An RSA
public
key (
digital signature
) demonstration
Here, with time as the enemy, I can only convey the
essential
spirit
of the basic RSA idea.
Suppose 'Alice' wishes to send a message ("Hi Bob, let's meet. Alice") to Bob; then not only can she do so  in a manner similar to that you have already seen in the PH example  but she can give him a
gaurantee
that she
really is
the author of the message (her
digital signature
comes into play here...)
Important note. Her message to him is NOT a
secure
one, in the sense that anyone who intercepts her message, and who
knows
her
public
key, may then read her message to Bob. Also, although he can also send her a message (using her publickey)  perhaps 'Thanks Alice. Where? When? Bob' 
she
however can have
no
gaurantee that
he
was the author, since some
impostor
 knowing her publickey 
could
have sent it.
(In case, as a novice, my reader objects along the lines of '
why bother with all of this public and private key stuff, why not just keep the keys secret and save a lot of bother...
', well that brings up a whole host of problems  not least the socalled transportation problem (how  in a crisis  can one securely deliver secret keys over a distance?) which I could not even begin to discuss here...)
First of all Alice chooses two 'large' primes (throwing caution to the winds):
>
pA := nextprime(10^60 + 1234567*rand()^5);
>
qA := nextprime(10^65 + 8765439999*rand()^5);
>
forms their product (her
public
modulus, which she will use with her private '
d
', constructed in a moment):
>
nA := pA*qA;
>
computes the 'Euler phivalue' of the integer
nA
(that integer plays the same role in the RSA method as
(
)
did in the PH case, and I ask my reader to note the
apparently trivial
remark that its calculation requires
knowing
'
pA
' and '
qA
'
):
>
phi_nA := (pA  1)*(qA  1);
>
Next Alice chooses an encryption power:
>
eA := nextprime(10^25 + rand()^2);
>
Let's check if that the requirement gcd(
eA
, (
)(
)) = 1 holds (there is only a very remote possibility that it doesn't, and I leave it to you to think about
why
that is):
>
igcd(eA, phi_nA);
>
and computes her
private
decryption power
dA:
>
igcdex(eA, phi_nA, 'xA', 'yA'):
dA := xA mod phi_nA; # Step 3, finding 'dA'
>
See in passing that the product of
eA
and
dA
does leave remainder 1 on division by
(
)(
):
>
eA*dA mod (pA  1)*(qA  1);
>
Alice's
public
and
private
keys are then (
eA
,
nA
) and (
dA
,
nA
)
(in the 'real world', a 'Certification Authority' is
the guarantor that (
eA
,
nA
) is
her
'publickey').
>
Next, Alice converts her message to a number:
>
ANUM := to_number(`Hi Bob, let's meet. Alice`);
>
Alice then encrypts ANUM by using her private
decryption
power (
that
is her
digital signature
):

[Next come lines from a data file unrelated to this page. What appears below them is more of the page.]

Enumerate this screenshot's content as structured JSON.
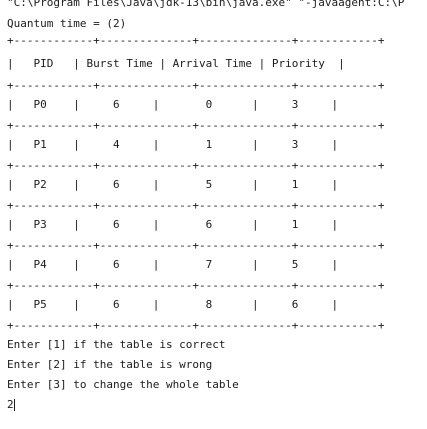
{
  "console": {
    "command_line": "\"C:\\Program Files\\Java\\jdk-13\\bin\\java.exe\" \"-javaagent:C:\\P",
    "quantum_line": "Quantum time = (2)",
    "table": {
      "border": "+------------+--------------+--------------+------------+",
      "header": "|   PID   | Burst Time | Arrival Time | Priority  |",
      "rows": [
        "|   P0    |     6     |       0      |     3     |",
        "|   P1    |     4     |       1      |     3     |",
        "|   P2    |     6     |       5      |     1     |",
        "|   P3    |     6     |       6      |     1     |",
        "|   P4    |     6     |       7      |     5     |",
        "|   P5    |     6     |       8      |     6     |"
      ]
    },
    "prompts": [
      "Enter [1] if the table is correct",
      "Enter [2] if the table is wrong",
      "Enter [3] to change the whole table"
    ],
    "user_input": "2"
  }
}
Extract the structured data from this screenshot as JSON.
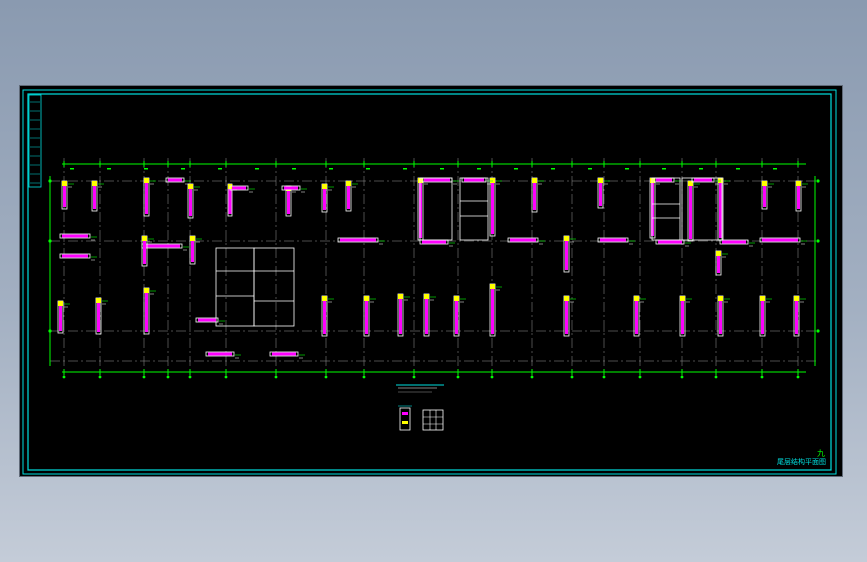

She computes the remainder
leaves on division by
n
I'll call the resulting number
ASEND
, since it's that number Alice sends to Bob.
>
ASEND := ANUM&^dA mod nA;
>
Let us observe the text equivalent of that
encrypted
number is just meaningless junk; I may have to recompute with another '
n
' should there be a '00' in that string in the wrong position):
>
from_number(ASEND);
>
Bob then reads Alice's message by (removing the disuising coat of paint as it were, using Alice's
public
paint):

Computing the remainder that
leaves on division by
n
The mathematics of twoprime version of Fermat's
little
theorem gaurantees that the outcome is the numerical form of the
original
text:
>
BSEE := ASEND&^eA mod nA;
>
from_number(BSEE);
>
Two quick points, of which the first is
fundamental
:

SECURITY. Unlike the PH, privatekey method, where the keys had to be kept secret, here Alice's privatekey is
safe
and
secure
,
even though
her other key is allowed to be in the public domain. (The big question is:
WHY?...
One might naively think as follows:
knowing
'
n
' and '
e
', surely one could impersonate Alice by calculating '
d
' through factoring
n
, thus know '
p
' and '
q
', and so compute '
d
' from requirement #3 (as in the PH case). Ah!! There's the rub:
FACTORING  IN GENERAL  IS HARD!!!
)

SIZE OF TEXT. Here  as in the PH case  if the numerical form of the text is greater than
n
, then it must be broken down into sections each having numerical value less than
n
(for a similar reason...)